What you should do: Which lines of the records contain the word "Convert"? Show each of them.

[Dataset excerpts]
________________________
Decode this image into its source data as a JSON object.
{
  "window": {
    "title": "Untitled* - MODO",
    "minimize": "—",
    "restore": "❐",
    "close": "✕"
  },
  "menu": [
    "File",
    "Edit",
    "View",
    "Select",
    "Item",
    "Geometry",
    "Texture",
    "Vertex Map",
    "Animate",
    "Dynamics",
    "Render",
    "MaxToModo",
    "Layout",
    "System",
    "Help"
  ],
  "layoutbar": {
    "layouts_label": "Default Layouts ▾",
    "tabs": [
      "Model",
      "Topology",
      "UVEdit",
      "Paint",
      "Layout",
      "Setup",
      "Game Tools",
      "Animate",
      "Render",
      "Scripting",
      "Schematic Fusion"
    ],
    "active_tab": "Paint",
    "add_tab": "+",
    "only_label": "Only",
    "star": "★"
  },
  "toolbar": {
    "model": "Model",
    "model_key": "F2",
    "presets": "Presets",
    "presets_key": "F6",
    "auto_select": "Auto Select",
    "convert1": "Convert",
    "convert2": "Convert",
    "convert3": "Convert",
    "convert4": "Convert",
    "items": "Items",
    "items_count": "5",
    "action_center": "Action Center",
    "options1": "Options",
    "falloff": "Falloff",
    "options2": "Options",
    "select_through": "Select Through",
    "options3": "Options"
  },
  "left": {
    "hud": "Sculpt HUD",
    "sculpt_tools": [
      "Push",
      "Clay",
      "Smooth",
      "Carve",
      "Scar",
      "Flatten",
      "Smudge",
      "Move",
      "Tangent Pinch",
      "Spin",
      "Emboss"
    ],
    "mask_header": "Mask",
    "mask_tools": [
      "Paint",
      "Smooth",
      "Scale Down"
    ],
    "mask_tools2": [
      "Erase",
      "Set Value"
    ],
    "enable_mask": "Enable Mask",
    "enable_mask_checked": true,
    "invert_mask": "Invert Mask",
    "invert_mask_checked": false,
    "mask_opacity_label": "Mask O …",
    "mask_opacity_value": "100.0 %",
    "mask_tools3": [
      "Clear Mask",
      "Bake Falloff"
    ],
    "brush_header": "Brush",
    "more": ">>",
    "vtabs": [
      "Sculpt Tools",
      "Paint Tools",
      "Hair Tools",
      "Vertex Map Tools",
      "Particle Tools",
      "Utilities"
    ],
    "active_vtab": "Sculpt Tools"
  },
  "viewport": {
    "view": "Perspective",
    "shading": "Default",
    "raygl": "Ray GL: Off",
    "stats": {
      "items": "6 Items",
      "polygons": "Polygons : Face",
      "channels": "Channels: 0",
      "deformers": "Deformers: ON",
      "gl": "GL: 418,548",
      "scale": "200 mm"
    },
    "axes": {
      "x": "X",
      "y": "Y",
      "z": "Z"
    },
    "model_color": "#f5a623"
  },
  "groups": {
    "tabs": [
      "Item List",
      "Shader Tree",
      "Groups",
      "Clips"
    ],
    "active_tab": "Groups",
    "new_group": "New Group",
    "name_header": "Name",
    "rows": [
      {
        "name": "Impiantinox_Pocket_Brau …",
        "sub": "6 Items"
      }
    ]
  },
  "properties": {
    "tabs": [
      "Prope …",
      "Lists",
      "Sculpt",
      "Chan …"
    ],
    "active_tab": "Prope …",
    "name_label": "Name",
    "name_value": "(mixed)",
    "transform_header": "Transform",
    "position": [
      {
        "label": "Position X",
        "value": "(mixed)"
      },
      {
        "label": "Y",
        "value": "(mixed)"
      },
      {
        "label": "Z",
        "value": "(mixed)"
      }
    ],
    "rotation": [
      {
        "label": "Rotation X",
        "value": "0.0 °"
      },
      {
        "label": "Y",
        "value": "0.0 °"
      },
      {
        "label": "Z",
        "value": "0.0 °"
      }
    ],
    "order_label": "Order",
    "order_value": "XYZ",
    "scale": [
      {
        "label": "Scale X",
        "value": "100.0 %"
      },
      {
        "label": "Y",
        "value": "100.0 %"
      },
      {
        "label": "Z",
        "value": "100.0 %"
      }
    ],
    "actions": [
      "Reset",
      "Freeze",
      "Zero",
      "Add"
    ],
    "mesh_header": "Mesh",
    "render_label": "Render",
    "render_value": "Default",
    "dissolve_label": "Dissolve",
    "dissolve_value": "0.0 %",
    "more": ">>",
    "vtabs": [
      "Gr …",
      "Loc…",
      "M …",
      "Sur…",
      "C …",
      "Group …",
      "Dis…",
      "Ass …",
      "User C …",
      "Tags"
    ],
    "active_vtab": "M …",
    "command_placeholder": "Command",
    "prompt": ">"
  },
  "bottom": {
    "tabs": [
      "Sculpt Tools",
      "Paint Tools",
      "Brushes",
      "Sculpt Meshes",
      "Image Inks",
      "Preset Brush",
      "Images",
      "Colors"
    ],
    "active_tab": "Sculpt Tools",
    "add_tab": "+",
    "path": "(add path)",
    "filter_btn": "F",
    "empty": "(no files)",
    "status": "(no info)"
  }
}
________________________
Task result:
    "convert1": "Convert",
    "convert2": "Convert",
    "convert3": "Convert",
    "convert4": "Convert",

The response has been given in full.